ABOVE PHOTO: U.S. Customs House in Philadelphia. (Photo: Drexel.edu)
As it celebrates its 50th Anniversary at the U.S. Customs House, the Philadelphia Passport Agency is dedicated to its mission of helping Americans see the world.
By Denise Clay
For most Americans headed overseas via Philadelphia International Airport, the trip is kind of easy. Sure, you have to go through the airport check-in lines that require you to take off your shoes, your belt and most of the stuff in your pockets.
But if you find yourself in a jam due to an expired passport, you go to Orlando Rivera and his fellow travelers at the Philadelphia Passport Agency.
Rivera is the director of the Passport Agency, which celebrated it’s 50th anniversary with a party at its offices in the U.S. Customs House on Chestnut Street on Monday.
For the last 12 years, Rivera has been the leader of the office that served 36,000 residents in its first year of 1967, and has now gone on to serve 217,000 local residents who found themselves in various travel emergencies ranging from finding out at the airport that your passport has expired, to having to acquire a passport for an international emergency in 2016.
Because many of these people are in stressful situations, Rivera and his colleagues try to bring a kind of “brotherly love” to these interactions.
“We try and calm them down because when they come here, you’re dealing with someone who is under stress,” he said. “Something terrible has happened in these people’s lives. We’re the friendly agency. We are here to take care of the American traveling public.”
Philadelphia Mayor Jim Kenney and Acting Assistant Secretary of State David Donahue were also on hand to celebrate the anniversary of the office, which is mostly appointment-only, but does accept emergency walk-ins. Those in attendance were treated to a tour of the office, which included a full explanation of its functions and refreshments afterward.
While the celebration itself didn’t center on this, the actions of the Trump Administration in terms of international relations weren’t far from the minds of the participants. What is the mission of a passport office at a time when the phrase “immigrant ban” has become a part of our discourse and our public officials must make statements decrying the desecration of graves at a religious cemetery?
To Mayor Kenney, celebrating the passport office while those things are a part of our reality didn’t quite compute.
“It seems to be a duplicitous message coming from Washington that we’re celebrating the passports, yet we’re closing off the borders to people in seven countries because they practice a different religion than ours,” he said. “Mikvah Israel is across the street from University of Penn Hospital. Some of [the synagogue’s early members] signed the Declaration of Independence and were patriots.”

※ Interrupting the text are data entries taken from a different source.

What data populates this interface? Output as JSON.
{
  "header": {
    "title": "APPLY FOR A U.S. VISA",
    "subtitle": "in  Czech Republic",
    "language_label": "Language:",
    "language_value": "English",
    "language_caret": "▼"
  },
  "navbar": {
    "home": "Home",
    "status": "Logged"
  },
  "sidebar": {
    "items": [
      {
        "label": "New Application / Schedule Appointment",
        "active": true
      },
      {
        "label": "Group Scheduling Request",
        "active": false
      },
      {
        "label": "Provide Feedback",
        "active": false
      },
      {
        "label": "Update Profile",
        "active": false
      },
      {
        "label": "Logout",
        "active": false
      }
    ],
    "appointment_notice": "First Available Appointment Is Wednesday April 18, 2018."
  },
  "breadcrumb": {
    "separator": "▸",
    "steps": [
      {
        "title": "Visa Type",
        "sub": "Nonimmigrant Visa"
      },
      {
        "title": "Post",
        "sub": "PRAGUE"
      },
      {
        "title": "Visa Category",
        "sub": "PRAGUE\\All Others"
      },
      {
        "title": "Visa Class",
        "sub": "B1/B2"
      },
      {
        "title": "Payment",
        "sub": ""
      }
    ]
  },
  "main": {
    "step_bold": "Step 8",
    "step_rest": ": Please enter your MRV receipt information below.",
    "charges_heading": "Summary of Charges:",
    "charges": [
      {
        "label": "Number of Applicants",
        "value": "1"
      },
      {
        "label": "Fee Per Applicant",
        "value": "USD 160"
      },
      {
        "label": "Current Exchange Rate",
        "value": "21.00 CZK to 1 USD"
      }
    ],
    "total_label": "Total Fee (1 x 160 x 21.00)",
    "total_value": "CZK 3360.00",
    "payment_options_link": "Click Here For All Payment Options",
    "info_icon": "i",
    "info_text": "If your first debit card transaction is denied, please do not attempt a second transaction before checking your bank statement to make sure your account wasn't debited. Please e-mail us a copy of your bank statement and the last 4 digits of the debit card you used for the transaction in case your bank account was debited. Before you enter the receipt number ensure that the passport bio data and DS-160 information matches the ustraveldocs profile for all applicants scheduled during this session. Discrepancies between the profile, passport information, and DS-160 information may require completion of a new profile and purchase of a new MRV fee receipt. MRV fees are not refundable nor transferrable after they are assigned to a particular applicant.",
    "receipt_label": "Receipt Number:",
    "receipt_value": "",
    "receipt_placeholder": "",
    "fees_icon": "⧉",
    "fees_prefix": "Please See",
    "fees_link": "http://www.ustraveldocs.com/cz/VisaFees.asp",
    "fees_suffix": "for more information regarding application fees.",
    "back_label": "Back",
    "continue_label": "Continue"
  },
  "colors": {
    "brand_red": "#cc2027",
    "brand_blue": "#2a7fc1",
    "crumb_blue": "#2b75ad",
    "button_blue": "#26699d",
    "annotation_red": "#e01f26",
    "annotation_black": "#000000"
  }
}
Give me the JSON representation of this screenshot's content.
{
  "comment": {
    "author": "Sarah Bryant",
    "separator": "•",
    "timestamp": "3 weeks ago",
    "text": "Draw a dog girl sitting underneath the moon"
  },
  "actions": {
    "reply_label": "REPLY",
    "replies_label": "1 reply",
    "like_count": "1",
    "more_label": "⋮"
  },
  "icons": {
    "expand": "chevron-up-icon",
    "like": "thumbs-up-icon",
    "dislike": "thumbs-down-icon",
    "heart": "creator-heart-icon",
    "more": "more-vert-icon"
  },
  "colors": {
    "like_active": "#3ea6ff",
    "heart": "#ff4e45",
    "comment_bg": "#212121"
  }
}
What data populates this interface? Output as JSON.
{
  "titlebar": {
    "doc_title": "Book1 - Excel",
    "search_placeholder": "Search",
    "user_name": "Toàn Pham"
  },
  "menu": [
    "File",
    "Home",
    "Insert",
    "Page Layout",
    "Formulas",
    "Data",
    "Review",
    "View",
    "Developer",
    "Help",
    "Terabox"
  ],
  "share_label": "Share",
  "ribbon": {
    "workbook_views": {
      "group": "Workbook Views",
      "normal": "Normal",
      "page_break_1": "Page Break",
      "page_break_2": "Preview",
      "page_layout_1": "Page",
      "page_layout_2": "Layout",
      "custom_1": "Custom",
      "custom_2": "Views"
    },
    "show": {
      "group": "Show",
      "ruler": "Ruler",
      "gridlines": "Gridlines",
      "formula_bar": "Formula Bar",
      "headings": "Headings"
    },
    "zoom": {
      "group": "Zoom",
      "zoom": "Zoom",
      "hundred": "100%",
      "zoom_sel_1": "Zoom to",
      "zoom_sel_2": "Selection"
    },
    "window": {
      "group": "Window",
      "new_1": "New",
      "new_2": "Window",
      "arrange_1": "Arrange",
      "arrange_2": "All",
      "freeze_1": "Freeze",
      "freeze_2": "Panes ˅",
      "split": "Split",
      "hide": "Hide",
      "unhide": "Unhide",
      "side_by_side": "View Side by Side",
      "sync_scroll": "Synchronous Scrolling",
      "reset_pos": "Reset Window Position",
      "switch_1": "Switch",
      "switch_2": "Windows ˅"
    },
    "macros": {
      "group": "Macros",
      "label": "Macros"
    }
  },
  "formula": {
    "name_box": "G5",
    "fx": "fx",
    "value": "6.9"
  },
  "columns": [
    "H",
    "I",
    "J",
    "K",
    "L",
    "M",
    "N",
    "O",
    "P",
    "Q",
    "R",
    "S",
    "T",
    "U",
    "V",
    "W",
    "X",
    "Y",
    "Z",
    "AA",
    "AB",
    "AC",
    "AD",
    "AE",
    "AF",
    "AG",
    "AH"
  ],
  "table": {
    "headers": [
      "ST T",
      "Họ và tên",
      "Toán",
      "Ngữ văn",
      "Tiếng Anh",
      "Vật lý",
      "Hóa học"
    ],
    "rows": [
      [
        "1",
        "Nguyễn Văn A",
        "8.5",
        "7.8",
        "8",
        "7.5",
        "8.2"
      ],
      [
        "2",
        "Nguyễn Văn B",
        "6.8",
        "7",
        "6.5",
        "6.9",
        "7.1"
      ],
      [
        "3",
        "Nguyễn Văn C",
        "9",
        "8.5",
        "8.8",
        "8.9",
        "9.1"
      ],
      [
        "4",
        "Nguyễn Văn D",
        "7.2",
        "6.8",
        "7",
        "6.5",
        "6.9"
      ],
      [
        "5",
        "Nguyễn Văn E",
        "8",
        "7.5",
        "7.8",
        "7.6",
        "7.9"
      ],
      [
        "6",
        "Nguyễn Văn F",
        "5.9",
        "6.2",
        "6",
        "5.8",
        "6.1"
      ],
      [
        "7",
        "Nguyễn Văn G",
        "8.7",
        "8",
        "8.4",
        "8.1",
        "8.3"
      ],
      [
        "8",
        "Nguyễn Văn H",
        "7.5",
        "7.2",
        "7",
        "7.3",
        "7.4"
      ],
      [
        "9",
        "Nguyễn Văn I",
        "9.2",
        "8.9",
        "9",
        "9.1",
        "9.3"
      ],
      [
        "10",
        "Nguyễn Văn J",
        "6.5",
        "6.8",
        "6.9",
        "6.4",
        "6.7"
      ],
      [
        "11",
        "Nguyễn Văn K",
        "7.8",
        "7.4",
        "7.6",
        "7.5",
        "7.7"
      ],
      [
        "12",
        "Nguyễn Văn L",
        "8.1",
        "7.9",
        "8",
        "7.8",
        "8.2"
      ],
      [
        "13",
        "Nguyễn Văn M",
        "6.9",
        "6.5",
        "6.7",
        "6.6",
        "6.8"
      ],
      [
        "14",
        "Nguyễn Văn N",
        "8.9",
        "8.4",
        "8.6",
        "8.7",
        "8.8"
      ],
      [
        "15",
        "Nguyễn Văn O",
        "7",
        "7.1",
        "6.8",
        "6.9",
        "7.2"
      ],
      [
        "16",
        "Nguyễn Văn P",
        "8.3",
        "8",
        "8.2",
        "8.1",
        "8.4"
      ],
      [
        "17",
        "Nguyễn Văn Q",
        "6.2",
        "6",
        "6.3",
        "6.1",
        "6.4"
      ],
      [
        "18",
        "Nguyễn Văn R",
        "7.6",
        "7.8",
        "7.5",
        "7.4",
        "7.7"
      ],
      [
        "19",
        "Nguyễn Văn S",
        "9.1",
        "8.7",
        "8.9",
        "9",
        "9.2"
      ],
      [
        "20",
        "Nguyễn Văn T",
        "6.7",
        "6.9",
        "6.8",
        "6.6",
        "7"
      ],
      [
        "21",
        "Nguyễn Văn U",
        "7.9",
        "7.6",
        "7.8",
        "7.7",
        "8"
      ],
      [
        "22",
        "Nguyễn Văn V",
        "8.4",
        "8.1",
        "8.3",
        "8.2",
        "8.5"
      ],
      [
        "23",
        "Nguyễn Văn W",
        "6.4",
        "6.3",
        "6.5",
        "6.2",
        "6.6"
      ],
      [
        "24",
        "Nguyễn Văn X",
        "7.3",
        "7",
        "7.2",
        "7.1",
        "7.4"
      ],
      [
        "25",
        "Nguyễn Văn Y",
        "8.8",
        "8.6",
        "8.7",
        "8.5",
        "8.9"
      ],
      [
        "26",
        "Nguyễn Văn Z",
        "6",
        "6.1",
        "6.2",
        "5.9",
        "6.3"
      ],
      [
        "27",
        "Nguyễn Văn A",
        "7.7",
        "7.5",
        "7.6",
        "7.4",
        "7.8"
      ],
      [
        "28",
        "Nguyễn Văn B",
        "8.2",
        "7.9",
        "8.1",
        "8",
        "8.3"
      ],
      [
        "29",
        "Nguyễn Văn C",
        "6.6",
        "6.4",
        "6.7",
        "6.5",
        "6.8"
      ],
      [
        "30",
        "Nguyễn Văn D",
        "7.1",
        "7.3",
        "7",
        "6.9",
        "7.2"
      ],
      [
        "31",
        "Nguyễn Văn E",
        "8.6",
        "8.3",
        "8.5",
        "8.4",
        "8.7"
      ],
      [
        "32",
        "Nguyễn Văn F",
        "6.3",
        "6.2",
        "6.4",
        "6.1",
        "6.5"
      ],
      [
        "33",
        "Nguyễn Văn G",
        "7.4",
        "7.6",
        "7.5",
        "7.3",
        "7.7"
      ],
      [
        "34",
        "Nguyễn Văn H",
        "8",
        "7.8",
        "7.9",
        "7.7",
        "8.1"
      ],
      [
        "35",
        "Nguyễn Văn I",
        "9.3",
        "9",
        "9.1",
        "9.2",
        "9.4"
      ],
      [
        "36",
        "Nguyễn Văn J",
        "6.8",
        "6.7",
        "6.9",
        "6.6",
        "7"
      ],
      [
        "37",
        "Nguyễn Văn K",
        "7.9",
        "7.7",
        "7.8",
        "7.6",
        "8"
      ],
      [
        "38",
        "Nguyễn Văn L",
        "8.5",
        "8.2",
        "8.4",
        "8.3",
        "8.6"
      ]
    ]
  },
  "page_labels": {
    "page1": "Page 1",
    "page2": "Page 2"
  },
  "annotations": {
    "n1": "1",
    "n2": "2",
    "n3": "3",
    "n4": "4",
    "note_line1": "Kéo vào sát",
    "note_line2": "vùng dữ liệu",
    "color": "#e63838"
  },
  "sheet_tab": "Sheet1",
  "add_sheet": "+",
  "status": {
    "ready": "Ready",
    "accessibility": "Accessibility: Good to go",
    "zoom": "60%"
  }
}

But to Donahue, the current climate toward reinforces the office’s basic mission. At a time when 1 million students from around the world come to America, study at our colleges, and often keep that knowledge here by becoming entrepreneurs and starting companies in the United States, embracing all of the world’s peoples can only benefit us, he said.
“The mission of the passport office hasn’t changed,” he said. “I think it’s extremely important because people to people communication is one of the best ways for the world to get along. If you meet someone, know someone, travel around and see how they live, and learn about their cultures, you have a better understanding that people are people all around the world and you’ll want to know all about them. The more we understand each other, the stronger our country becomes.”
But no matter what happens in the country at large, the Passport Office is sticking with it’s mission of being a place where those needing a passport in an emergency can find a friendly face, Rivera said.
“We are the melting pot of the world,” he said. “We have folks come in from almost every country you can think of and we open our arms to individuals around the world.”